§ Task description:
Looking through the data, please report how many lines contain the string "BeMart", giving nothing but the number.

Saved entries:
++++++++++

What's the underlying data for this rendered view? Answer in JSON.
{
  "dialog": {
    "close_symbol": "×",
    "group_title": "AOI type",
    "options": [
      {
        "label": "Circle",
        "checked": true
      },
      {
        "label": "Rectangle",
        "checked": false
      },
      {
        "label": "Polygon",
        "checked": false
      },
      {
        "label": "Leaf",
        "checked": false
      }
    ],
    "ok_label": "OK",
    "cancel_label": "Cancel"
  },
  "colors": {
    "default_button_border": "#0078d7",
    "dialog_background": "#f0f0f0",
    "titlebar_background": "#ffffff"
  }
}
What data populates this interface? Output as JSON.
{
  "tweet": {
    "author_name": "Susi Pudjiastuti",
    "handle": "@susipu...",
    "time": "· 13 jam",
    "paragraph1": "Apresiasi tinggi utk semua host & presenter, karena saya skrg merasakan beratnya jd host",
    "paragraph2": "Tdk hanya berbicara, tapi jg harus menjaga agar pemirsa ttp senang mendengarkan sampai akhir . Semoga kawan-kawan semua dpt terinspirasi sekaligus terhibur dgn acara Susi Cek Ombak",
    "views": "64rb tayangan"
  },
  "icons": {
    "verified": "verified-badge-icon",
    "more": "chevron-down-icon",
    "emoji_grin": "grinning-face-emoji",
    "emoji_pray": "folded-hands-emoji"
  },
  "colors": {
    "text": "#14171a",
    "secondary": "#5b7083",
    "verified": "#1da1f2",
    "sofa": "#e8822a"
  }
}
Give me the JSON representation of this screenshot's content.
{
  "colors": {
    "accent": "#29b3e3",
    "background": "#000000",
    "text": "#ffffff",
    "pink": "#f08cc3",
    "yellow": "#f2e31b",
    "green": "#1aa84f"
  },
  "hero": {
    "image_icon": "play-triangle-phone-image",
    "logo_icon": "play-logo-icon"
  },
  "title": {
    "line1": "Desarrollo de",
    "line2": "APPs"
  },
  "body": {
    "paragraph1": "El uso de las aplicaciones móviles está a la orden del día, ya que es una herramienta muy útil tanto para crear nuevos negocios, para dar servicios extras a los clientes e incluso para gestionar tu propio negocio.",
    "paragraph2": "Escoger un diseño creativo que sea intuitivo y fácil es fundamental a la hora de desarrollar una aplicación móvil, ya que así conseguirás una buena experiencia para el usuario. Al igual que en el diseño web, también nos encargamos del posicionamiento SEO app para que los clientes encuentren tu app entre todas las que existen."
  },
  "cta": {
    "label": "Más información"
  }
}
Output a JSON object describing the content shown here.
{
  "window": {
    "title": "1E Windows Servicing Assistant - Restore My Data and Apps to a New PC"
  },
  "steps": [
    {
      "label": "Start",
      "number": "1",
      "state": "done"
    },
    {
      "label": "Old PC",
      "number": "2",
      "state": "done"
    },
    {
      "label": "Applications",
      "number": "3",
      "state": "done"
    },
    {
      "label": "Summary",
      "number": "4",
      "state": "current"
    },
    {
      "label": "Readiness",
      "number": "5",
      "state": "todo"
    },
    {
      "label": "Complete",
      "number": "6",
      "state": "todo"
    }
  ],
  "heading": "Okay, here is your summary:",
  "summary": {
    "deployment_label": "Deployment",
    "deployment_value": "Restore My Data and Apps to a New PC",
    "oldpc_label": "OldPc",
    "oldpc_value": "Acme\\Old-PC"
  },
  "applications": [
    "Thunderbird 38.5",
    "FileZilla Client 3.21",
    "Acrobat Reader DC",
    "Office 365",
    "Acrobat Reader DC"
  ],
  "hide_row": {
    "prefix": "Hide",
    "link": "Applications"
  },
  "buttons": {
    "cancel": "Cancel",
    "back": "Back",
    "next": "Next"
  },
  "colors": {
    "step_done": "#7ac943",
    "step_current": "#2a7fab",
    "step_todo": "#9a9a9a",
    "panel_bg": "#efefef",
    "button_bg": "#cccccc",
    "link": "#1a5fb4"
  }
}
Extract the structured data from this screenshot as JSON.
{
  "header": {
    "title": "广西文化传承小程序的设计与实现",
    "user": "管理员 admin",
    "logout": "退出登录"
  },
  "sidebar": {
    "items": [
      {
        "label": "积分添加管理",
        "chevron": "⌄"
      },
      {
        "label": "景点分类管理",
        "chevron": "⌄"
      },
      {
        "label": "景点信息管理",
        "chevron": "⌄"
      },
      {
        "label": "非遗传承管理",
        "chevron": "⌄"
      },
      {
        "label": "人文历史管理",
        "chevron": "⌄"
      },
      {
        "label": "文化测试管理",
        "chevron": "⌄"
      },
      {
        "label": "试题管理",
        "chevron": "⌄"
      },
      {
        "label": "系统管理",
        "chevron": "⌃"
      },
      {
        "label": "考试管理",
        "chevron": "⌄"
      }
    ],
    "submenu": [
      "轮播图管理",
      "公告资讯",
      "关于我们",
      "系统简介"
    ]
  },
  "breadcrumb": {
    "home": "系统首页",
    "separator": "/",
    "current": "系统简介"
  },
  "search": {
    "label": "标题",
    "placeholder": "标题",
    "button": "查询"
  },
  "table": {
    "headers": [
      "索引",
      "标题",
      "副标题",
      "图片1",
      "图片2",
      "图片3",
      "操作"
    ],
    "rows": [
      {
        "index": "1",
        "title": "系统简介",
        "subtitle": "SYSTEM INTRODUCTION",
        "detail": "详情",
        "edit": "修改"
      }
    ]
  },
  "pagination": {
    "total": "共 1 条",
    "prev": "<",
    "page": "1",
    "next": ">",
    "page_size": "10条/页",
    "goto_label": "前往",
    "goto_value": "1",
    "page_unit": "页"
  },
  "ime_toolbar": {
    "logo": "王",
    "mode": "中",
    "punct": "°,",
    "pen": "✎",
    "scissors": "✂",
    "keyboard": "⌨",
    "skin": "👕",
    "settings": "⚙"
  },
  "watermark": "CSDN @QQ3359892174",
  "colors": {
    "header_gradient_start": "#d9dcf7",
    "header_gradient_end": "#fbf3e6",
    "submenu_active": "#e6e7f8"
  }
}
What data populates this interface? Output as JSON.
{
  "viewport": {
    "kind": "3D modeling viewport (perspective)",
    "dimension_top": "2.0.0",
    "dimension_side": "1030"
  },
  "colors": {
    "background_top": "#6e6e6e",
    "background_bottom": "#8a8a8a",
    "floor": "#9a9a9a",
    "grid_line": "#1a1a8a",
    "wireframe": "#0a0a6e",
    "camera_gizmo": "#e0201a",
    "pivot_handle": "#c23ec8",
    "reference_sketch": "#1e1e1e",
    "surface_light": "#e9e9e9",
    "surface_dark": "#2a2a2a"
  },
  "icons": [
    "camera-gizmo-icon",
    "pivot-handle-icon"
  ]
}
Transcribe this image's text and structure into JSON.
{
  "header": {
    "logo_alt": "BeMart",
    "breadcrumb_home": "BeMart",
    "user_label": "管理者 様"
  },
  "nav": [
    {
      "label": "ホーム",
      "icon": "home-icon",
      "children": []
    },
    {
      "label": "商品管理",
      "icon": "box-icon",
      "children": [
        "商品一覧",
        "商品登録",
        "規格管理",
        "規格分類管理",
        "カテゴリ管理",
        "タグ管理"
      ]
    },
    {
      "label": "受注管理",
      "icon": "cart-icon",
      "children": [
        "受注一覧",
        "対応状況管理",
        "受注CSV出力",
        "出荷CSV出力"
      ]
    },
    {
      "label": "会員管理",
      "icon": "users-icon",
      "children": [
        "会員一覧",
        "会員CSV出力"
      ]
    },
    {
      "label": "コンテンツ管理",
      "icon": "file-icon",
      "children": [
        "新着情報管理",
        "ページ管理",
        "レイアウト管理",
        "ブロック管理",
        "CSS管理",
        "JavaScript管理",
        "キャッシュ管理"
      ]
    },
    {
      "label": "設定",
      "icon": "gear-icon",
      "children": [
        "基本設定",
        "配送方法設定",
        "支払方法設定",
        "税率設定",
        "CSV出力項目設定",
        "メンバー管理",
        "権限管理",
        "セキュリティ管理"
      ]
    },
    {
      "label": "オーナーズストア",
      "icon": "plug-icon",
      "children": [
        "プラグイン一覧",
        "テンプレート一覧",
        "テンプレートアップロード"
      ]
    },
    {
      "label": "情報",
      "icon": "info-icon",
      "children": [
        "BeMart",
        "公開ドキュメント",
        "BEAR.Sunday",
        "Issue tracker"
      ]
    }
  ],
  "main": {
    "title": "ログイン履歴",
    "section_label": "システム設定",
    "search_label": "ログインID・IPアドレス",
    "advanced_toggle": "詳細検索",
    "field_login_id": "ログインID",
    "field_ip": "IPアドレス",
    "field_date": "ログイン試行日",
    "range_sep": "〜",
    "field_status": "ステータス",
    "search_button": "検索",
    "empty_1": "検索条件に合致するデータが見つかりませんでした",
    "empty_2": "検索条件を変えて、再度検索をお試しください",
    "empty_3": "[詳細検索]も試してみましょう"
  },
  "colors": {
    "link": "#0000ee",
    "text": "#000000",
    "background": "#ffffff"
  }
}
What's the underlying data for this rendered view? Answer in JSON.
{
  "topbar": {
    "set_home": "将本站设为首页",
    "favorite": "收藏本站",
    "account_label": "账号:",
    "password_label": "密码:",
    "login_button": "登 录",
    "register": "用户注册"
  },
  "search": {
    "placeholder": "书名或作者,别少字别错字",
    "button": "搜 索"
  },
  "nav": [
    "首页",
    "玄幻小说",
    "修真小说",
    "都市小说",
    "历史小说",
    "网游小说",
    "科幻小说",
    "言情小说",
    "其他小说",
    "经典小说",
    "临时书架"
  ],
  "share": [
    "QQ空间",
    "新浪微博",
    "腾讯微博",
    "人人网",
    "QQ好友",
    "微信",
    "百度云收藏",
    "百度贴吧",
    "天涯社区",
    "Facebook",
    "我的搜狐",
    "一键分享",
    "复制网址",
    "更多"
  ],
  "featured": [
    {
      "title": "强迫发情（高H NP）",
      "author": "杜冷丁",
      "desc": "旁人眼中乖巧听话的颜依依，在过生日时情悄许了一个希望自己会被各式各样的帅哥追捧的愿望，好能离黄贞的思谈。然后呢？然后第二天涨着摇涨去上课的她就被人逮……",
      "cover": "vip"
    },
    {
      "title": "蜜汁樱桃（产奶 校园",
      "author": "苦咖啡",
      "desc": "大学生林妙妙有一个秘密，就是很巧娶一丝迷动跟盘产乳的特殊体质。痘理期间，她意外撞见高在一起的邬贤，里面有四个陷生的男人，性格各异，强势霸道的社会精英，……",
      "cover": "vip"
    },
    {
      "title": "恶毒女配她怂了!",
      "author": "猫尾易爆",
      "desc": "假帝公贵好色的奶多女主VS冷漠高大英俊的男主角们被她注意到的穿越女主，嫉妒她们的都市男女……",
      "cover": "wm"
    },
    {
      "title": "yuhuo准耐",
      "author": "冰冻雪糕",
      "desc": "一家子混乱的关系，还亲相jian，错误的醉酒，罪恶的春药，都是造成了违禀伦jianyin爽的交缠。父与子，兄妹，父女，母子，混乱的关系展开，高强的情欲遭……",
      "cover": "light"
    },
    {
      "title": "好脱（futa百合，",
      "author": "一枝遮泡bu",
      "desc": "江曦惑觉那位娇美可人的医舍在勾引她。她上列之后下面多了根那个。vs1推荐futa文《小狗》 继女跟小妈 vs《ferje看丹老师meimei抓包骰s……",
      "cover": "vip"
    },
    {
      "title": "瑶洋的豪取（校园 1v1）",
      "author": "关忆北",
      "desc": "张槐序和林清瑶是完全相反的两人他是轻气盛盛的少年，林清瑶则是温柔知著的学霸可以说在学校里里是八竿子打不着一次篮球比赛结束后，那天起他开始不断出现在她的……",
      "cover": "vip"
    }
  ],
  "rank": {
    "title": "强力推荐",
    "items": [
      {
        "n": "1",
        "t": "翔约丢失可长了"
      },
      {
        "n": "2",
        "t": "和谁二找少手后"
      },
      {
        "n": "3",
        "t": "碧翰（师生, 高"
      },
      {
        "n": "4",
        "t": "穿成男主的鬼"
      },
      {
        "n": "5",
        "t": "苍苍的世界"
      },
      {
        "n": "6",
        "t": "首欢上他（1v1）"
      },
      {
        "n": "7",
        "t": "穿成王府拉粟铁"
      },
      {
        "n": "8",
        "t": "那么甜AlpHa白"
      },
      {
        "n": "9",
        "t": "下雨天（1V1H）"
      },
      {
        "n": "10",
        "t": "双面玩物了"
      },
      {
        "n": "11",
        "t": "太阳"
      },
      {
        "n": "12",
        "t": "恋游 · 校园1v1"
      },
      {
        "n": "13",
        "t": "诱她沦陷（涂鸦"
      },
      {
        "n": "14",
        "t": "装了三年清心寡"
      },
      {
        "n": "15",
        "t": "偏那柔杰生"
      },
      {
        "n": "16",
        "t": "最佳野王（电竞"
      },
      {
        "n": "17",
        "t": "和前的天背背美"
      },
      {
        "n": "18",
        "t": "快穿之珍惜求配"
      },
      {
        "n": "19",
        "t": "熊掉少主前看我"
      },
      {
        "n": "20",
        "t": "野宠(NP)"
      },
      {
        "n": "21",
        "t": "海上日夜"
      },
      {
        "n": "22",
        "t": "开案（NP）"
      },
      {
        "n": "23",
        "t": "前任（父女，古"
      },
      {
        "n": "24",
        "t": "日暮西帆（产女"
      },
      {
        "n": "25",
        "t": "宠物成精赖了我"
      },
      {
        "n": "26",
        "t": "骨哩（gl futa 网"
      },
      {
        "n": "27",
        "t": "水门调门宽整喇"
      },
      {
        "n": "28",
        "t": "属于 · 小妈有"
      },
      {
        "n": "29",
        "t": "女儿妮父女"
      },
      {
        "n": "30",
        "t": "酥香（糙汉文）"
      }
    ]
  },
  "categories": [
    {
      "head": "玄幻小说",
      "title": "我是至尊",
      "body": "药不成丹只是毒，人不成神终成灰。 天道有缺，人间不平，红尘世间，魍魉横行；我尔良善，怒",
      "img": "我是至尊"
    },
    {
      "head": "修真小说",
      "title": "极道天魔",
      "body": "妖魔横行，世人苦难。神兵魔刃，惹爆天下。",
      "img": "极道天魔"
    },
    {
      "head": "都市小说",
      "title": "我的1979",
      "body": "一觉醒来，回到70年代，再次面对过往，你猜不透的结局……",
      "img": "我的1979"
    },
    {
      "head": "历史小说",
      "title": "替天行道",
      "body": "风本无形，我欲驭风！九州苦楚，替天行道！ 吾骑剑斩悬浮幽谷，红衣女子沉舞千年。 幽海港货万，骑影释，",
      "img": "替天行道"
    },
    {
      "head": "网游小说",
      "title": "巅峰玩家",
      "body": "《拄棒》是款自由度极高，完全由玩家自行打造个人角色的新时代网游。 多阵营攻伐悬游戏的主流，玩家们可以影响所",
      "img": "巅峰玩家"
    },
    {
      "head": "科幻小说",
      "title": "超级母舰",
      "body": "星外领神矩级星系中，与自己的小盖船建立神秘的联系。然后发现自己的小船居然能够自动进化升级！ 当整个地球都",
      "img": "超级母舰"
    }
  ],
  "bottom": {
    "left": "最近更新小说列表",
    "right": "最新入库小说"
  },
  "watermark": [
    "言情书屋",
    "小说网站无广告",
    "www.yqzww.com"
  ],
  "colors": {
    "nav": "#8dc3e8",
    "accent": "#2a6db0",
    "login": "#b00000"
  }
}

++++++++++

§ Exercise output:
3